“This is not about establishing a double standard. It’s actually about levelling the playing field,” says Emily Hill, the interim legal advocacy director for Aboriginal Legal Services, who is supporting the motion.
“It’s trying to understand that we have to take into account Indigenous peoples’ unique history and background factors [as well as] systemic factors that may have played a role to ensure there aren’t barriers to their success in the profession.”
In order to become a lawyer, the LSO requires licensing candidates to answer questions about their background to determine whether they are of good character.
Some of this information includes whether the candidate has ever been convicted of a crime or other offence.
Hill says that as Indigenous Canadians are more likely to face systemic discrimination within the criminal justice system, they are more likely to be charged or convicted for behaviour in which a non-Indigenous person may have also engaged. This might serve as a barrier for someone who would otherwise be an excellent lawyer, she says.
“Having some context around the experience of Indigenous people and that individual’s personal background factors might shed light on the quality of their character,” says Hill.
More than 80 lawyers and legal scholars have signed the motion that will be considered at the law society’s annual general meeting in May.
The working group that submitted the motion says it is aware of a “gap around the issue of determining suitability in the context of good character.”
The motion calls on the law society to ensure that the background and systemic context of Indigenous people are considered in such assessments.
These factors have been applied in the criminal context since the Supreme Court of Canada ruled in R. v. Gladue that judges must take into account an Indigenous offender’s background as well as systemic factors when it comes to sentencing.
The Supreme Court later reaffirmed those principles in R. v. Ipeelee.
The law society has applied the Gladue principles in a discipline proceeding against an Indigenous lawyer.
But the working group says it is not clear whether the law society is taking these factors into account when assessing good character.
“It’s just really opaque. We don’t know what’s going on behind closed doors. We don’t know what they’re taking into consideration,” says Sari Graben, an assistant professor in the department of law and business at Ryerson University’s Ted Rogers School of Management.
Part of the motion calls for the law society to ensure the process is transparent.
Graben, who is part of the working group, says getting more transparency would give Indigenous candidates greater certainty and a better idea of what is being considered in these assessments.
Lawyers say that taking into account the Gladue and Ipeelee context when assessing good character is important to ensure diversity of the bar and bench.
The working group says there need to be more Indigenous lawyers if Canada is going to address the distrust Indigenous people have of the country’s legal systems that was identified in the Truth and Reconciliation Commission’s final report.
“We need more Indigenous lawyers.

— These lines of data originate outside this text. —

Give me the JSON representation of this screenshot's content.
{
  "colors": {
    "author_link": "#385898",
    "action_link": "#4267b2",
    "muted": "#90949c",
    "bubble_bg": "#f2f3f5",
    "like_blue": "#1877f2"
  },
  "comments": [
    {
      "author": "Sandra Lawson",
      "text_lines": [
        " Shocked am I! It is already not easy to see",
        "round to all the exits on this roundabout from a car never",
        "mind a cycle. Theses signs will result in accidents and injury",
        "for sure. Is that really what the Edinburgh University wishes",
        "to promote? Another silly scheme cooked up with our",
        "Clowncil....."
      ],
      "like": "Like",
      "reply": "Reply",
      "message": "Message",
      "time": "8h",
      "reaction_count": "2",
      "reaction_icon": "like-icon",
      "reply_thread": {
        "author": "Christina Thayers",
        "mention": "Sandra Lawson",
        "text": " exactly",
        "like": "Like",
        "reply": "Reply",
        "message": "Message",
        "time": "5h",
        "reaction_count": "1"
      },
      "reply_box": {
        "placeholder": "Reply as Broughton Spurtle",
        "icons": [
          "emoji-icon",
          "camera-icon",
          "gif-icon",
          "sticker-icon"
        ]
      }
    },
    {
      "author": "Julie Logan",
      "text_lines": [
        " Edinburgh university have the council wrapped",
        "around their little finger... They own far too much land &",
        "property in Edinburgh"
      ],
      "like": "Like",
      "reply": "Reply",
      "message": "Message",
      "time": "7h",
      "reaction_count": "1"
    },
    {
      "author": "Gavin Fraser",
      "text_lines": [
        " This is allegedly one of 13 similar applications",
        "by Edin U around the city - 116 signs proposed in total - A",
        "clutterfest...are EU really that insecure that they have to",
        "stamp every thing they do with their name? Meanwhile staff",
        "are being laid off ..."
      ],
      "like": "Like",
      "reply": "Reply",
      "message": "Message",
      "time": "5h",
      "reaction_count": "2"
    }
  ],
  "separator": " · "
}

We need to encourage more Indigenous people to practise law,” says David McRobert, a Peterborough, Ont. lawyer who is involved in the working group.
“And we need to make sure there are adjustments to the process to allow them to do that in recognition of the historical injustices that Indigenous people in Canada faced.”
The working group says it is not pushing a different meaning of good character for Indigenous applicants or that they have a lower standard to meet.
The group says it is simply asking that the law society confirm it is weighing the appropriate factors in its assessments.
The group added that its motion is a response to the law society’s report approved in late 2016 that identified widespread barriers faced by racialized licensees at all stages of their careers, including law students.
Lawyers say there is a need to make sure that the process for becoming a lawyer does not unfairly penalize racialized applicants.
Sue Tonkin, a spokeswoman for the law society, said in an emailed statement that the motion was received.
“We welcome the discussion that will take place at the annual general meeting,” she said.
The motion also calls on the law society to deliver a preliminary report on the requested review within six months.
If the motion passes, it would not be binding, but LSO benchers would have to consider it.